Silicon Fingerprinting: Where Energy Efficiency Meets Security

Thursday, April 21, 2016 10:00 am - 11:00 am EDT (GMT -04:00)


Anys Bacha

Department of Computer Science and Engineering, Ohio State University



For decades, the semiconductor industry thrived on advances in process technology fueled by Moore's law. Unfortunately, densely populated microprocessors are facing increasingly restricted power budgets that are undermining the benefits of traditional multi-core scaling, emphasizing the need to explore low power architectures.

Furthermore, as more of our personal data is collected, created, and consumed through interconnected devices, information security is becoming increasingly important. The rapid growth in mobile and wearable technology is driving the need for scalable designs that can autonomously safeguard digital content, putting more emphasis on hardware-assisted solutions.

I will present how “silicon fingerprints,” inherent in today’s microprocessors, can be used to improve energy efficiency and security. I will first describe how such fingerprints, when combined with error-correcting codes, can enable chips to adapt their reliability constraints according to their operating environments in order to save energy. I will then discuss a technique that dynamically constructs unique 3D maps based on error locations in processor caches. I will show how these maps can be utilized for building autonomous authentication systems, cryptographic key generators, and memoryless key storage.

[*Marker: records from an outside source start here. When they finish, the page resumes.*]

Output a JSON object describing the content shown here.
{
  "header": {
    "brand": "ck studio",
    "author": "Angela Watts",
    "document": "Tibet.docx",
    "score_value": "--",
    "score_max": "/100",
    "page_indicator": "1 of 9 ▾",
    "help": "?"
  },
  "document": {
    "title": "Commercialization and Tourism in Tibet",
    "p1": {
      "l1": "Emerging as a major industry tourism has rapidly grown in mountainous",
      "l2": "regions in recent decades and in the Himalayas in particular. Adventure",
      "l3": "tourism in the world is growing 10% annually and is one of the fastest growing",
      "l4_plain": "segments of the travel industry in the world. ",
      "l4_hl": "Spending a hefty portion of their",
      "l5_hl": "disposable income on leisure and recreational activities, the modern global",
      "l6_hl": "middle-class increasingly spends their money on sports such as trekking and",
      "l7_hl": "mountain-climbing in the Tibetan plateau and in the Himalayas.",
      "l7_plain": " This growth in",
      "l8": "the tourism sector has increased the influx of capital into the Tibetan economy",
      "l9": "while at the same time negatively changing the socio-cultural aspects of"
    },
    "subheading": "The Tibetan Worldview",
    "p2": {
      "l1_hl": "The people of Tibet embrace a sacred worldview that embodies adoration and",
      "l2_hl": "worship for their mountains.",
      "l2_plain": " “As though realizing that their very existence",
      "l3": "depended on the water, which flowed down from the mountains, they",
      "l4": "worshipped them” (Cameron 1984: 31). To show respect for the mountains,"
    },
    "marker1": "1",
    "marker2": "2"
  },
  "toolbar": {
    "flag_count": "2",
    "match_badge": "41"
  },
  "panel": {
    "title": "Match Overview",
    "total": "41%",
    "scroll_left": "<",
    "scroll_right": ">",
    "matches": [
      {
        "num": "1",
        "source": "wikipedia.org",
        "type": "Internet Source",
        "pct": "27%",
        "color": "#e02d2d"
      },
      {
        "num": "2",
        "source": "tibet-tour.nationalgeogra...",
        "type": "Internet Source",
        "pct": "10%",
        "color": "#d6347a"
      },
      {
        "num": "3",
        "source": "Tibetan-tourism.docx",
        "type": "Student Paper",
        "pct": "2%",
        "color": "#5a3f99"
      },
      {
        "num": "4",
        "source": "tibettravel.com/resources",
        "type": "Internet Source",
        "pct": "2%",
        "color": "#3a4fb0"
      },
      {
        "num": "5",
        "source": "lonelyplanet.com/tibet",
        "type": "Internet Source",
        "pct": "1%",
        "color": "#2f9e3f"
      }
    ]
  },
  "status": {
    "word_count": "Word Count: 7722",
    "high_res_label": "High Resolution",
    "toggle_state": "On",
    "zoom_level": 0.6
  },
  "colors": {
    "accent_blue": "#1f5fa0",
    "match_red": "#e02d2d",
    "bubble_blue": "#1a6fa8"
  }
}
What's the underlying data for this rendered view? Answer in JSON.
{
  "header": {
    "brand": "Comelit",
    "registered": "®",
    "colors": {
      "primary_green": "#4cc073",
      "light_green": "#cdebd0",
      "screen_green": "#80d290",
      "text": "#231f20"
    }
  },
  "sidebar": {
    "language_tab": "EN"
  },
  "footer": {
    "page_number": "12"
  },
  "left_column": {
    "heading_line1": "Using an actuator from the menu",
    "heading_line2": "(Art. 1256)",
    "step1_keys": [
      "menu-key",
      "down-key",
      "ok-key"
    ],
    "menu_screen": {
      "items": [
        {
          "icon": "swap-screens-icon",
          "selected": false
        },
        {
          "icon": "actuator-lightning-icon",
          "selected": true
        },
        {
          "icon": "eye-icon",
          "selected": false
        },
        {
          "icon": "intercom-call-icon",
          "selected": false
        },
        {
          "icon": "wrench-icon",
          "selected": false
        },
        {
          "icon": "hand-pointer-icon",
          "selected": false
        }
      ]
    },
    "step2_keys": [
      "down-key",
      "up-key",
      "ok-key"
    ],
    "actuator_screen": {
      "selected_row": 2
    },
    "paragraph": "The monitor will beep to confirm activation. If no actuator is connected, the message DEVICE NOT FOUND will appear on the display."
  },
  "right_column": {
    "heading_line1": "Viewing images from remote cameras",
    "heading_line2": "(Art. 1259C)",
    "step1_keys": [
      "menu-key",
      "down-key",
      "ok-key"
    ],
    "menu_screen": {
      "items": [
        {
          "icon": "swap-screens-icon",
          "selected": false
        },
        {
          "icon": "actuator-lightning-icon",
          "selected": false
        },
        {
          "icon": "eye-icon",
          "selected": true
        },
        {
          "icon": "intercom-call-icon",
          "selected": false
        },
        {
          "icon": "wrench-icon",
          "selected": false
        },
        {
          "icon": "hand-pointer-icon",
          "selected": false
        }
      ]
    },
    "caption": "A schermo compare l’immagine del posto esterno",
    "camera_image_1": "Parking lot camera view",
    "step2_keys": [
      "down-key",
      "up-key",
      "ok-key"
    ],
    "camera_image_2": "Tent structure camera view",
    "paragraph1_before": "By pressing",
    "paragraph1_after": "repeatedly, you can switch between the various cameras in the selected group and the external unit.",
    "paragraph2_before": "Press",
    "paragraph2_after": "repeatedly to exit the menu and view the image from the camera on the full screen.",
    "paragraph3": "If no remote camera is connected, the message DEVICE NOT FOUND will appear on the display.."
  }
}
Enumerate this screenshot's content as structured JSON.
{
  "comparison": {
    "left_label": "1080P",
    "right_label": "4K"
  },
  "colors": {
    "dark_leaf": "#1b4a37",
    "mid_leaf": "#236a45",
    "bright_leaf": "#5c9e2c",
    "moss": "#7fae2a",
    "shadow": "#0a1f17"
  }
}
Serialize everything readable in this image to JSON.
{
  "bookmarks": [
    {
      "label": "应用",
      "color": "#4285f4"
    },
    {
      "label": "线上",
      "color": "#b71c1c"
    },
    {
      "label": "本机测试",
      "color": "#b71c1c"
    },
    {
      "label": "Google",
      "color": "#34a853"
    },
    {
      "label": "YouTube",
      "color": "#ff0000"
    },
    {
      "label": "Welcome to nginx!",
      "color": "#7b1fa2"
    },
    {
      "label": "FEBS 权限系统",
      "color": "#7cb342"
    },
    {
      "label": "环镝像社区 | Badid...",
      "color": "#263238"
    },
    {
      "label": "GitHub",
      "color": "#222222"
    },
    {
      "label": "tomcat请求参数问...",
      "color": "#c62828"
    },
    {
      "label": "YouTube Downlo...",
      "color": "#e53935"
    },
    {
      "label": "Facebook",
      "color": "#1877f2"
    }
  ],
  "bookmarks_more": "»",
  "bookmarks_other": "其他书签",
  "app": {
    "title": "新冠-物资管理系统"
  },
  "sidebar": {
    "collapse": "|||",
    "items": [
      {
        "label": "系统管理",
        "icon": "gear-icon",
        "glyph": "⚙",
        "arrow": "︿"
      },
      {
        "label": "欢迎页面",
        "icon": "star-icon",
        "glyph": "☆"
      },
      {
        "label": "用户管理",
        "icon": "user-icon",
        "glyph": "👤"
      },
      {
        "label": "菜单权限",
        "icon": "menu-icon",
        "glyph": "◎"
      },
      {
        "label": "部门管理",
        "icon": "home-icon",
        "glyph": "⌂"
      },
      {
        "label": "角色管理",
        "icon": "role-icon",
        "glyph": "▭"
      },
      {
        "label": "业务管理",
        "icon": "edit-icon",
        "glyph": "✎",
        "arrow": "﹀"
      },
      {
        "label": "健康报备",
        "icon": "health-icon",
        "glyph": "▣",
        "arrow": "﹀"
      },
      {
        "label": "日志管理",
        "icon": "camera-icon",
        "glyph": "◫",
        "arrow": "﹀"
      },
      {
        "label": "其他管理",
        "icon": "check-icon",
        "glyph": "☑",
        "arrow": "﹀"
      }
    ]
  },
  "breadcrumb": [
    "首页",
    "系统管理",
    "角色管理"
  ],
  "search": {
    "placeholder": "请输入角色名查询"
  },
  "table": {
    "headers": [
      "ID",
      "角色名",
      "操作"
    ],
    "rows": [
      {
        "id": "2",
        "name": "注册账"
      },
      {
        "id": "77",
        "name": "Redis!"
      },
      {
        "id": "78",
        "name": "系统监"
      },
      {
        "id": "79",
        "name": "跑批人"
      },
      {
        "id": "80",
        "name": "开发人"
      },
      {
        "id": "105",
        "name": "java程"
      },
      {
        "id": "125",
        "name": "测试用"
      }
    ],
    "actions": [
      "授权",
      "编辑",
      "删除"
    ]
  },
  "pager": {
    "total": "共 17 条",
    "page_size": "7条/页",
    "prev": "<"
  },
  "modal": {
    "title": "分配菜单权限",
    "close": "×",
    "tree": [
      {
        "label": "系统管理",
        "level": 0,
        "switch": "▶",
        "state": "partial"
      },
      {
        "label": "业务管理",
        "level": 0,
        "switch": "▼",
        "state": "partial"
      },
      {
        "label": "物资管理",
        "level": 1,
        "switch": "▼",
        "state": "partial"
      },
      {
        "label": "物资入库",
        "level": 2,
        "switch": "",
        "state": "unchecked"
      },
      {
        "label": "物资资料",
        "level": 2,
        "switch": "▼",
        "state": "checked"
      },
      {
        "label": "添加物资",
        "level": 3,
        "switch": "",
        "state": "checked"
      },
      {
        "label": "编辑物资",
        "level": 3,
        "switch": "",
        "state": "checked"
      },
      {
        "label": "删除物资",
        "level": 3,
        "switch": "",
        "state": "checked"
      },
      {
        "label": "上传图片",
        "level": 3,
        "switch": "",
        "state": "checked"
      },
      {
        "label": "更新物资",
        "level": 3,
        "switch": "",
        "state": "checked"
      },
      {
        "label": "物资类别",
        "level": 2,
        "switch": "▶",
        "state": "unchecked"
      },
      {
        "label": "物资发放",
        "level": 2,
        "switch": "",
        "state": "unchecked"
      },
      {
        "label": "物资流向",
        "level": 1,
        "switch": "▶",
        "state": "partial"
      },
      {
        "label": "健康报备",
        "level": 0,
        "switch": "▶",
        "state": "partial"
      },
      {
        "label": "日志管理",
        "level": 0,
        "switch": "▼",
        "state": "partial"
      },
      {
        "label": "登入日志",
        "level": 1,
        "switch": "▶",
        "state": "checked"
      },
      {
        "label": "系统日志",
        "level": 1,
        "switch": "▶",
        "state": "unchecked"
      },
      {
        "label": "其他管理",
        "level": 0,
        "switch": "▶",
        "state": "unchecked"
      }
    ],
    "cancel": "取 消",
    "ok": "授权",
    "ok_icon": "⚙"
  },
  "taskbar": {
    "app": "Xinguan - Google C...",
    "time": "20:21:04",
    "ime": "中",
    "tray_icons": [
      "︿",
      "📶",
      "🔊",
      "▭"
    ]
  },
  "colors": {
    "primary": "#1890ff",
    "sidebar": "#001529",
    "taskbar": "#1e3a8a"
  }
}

Anys Bacha is a Ph.D. candidate in the Computer Science and Engineering department at The Ohio State University. His research focuses on developing secure and energy efficient computer systems, and investigating new synergies between mobile and cloud computing to meet the demand of emerging workloads. Anys has 12 years of Research and Development experience with Hewlett-Packard where he worked on a variety of subsystems at the hardware, firmware, and OS levels. In 2014, Anys served as a lead R&D engineer on Hewlett-Packard’s Superdome X project that broke performance records for the SPECjbb2013 benchmark in multiple categories. He recently won The Ohio State CSE Graduate Research Award. Anys has authored publications in top architecture conferences. He holds two patents and has eight additional that are pending.